Activity: All entries should be copied exactly, none left out.

[Source records]
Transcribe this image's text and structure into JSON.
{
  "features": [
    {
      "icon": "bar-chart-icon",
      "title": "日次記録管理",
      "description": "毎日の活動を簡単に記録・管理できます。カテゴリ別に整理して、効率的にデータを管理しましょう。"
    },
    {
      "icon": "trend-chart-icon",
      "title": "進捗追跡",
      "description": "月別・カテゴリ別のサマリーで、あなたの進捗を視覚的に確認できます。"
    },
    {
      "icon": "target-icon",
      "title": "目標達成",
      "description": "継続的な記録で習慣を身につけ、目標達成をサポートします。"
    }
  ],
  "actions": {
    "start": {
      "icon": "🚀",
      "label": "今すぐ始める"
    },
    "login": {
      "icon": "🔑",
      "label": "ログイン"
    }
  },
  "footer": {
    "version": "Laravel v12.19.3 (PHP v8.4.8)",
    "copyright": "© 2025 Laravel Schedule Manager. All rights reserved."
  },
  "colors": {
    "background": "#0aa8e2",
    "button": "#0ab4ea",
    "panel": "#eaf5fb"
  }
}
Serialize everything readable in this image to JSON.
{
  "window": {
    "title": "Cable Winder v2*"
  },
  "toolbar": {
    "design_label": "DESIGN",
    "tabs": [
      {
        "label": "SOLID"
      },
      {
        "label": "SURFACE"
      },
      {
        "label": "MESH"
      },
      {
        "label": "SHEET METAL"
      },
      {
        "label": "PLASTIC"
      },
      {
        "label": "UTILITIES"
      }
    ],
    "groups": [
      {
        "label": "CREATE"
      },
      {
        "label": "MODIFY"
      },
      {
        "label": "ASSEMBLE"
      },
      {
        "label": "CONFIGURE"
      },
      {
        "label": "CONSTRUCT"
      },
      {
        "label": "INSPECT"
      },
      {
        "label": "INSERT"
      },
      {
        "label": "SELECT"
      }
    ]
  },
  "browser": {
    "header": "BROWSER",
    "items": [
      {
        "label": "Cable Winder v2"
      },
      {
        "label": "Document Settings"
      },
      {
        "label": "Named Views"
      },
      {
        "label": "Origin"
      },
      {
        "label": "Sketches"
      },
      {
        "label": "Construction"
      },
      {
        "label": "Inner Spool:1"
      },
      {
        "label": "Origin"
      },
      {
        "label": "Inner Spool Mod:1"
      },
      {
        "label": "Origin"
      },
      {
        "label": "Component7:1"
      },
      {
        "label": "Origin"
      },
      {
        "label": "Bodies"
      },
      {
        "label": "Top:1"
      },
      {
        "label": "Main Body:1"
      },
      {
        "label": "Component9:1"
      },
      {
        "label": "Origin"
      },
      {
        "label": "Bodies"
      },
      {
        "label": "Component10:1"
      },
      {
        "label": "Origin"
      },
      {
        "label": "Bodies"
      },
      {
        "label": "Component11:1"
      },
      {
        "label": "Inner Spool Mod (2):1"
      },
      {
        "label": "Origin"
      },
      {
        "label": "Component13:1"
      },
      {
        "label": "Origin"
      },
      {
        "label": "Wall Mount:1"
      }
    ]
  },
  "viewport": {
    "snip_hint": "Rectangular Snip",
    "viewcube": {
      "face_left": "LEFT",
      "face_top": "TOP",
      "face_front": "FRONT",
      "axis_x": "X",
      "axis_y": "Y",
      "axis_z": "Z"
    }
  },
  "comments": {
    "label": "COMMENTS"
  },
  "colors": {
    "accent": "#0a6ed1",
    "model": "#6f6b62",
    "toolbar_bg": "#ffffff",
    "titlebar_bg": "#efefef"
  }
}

The completed task:
Transcribe this image's text and structure into JSON.
{
  "features": [
    {
      "icon": "bar-chart-icon",
      "title": "日次記録管理",
      "description": "毎日の活動を簡単に記録・管理できます。カテゴリ別に整理して、効率的にデータを管理しましょう。"
    },
    {
      "icon": "trend-chart-icon",
      "title": "進捗追跡",
      "description": "月別・カテゴリ別のサマリーで、あなたの進捗を視覚的に確認できます。"
    },
    {
      "icon": "target-icon",
      "title": "目標達成",
      "description": "継続的な記録で習慣を身につけ、目標達成をサポートします。"
    }
  ],
  "actions": {
    "start": {
      "icon": "🚀",
      "label": "今すぐ始める"
    },
    "login": {
      "icon": "🔑",
      "label": "ログイン"
    }
  },
  "footer": {
    "version": "Laravel v12.19.3 (PHP v8.4.8)",
    "copyright": "© 2025 Laravel Schedule Manager. All rights reserved."
  },
  "colors": {
    "background": "#0aa8e2",
    "button": "#0ab4ea",
    "panel": "#eaf5fb"
  }
}
Serialize everything readable in this image to JSON.
{
  "window": {
    "title": "Cable Winder v2*"
  },
  "toolbar": {
    "design_label": "DESIGN",
    "tabs": [
      {
        "label": "SOLID"
      },
      {
        "label": "SURFACE"
      },
      {
        "label": "MESH"
      },
      {
        "label": "SHEET METAL"
      },
      {
        "label": "PLASTIC"
      },
      {
        "label": "UTILITIES"
      }
    ],
    "groups": [
      {
        "label": "CREATE"
      },
      {
        "label": "MODIFY"
      },
      {
        "label": "ASSEMBLE"
      },
      {
        "label": "CONFIGURE"
      },
      {
        "label": "CONSTRUCT"
      },
      {
        "label": "INSPECT"
      },
      {
        "label": "INSERT"
      },
      {
        "label": "SELECT"
      }
    ]
  },
  "browser": {
    "header": "BROWSER",
    "items": [
      {
        "label": "Cable Winder v2"
      },
      {
        "label": "Document Settings"
      },
      {
        "label": "Named Views"
      },
      {
        "label": "Origin"
      },
      {
        "label": "Sketches"
      },
      {
        "label": "Construction"
      },
      {
        "label": "Inner Spool:1"
      },
      {
        "label": "Origin"
      },
      {
        "label": "Inner Spool Mod:1"
      },
      {
        "label": "Origin"
      },
      {
        "label": "Component7:1"
      },
      {
        "label": "Origin"
      },
      {
        "label": "Bodies"
      },
      {
        "label": "Top:1"
      },
      {
        "label": "Main Body:1"
      },
      {
        "label": "Component9:1"
      },
      {
        "label": "Origin"
      },
      {
        "label": "Bodies"
      },
      {
        "label": "Component10:1"
      },
      {
        "label": "Origin"
      },
      {
        "label": "Bodies"
      },
      {
        "label": "Component11:1"
      },
      {
        "label": "Inner Spool Mod (2):1"
      },
      {
        "label": "Origin"
      },
      {
        "label": "Component13:1"
      },
      {
        "label": "Origin"
      },
      {
        "label": "Wall Mount:1"
      }
    ]
  },
  "viewport": {
    "snip_hint": "Rectangular Snip",
    "viewcube": {
      "face_left": "LEFT",
      "face_top": "TOP",
      "face_front": "FRONT",
      "axis_x": "X",
      "axis_y": "Y",
      "axis_z": "Z"
    }
  },
  "comments": {
    "label": "COMMENTS"
  },
  "colors": {
    "accent": "#0a6ed1",
    "model": "#6f6b62",
    "toolbar_bg": "#ffffff",
    "titlebar_bg": "#efefef"
  }
}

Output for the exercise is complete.